  • The Don Juan Papers: Further Castaneda Controversies, Ross-Erickson, 1980. ISBN 0534121500, OL 2197063M
  • My Secret Mother: Lorna Moon, Farrar, Straus, & Giroux, 1998 ISBN 0374217572, OL 700026M
  • (with Bernard Stein) Benjamin Brief, DeMille Files & Reford Folder, 2001.


  1. ^ "Columbia Daily Spectator 23 September 1940 — Columbia Spectator". Retrieved December 9, 2020.
  2. ^ a b Reitman, Janet (2011). Inside Scientology: The Story of America's Most Secretive Religion. Houghton Mifflin Harcourt. ISBN 9780618883028. OL 24881847M.
  3. ^ Hart, Alphia (1953). "Son of Dr. Hubbard is Phoenix College Head". The Journal of Scientology. 11-G: 2.
  4. ^ Miller, Russell (1987). Bare-faced Messiah : The True Story of L. Ron Hubbard. Henry Holt and Company. p. 214–15. ISBN 0805006540. OL 26305813M.
  5. ^ Eyman, Scott (April 29, 1998). "The secret of the other de Mille : Love child shares Tinseltown tale". The Standard-Times. Cox News Service. Archived from the original on March 29, 2006. Retrieved February 6, 2023.
  6. ^ Koote, Anton F. "A Critical Look at Castaneda's Critics". University of Florida.
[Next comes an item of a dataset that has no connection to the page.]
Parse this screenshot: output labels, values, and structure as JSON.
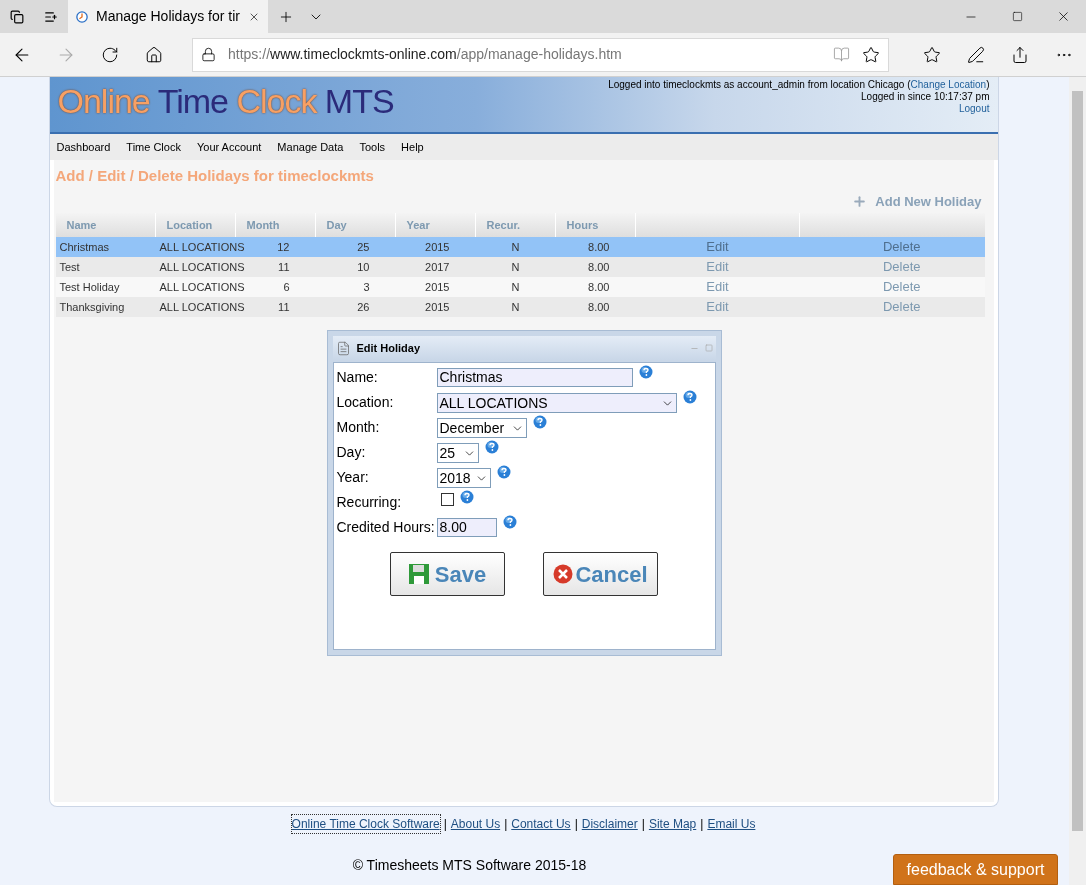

  7. ^ a b Wallis, Robert J (2010). The A to Z of Shamanism A to Z Guides. Scarecrow Press. p. 67. ISBN 9780810876002. OL 26142427M.

Further reading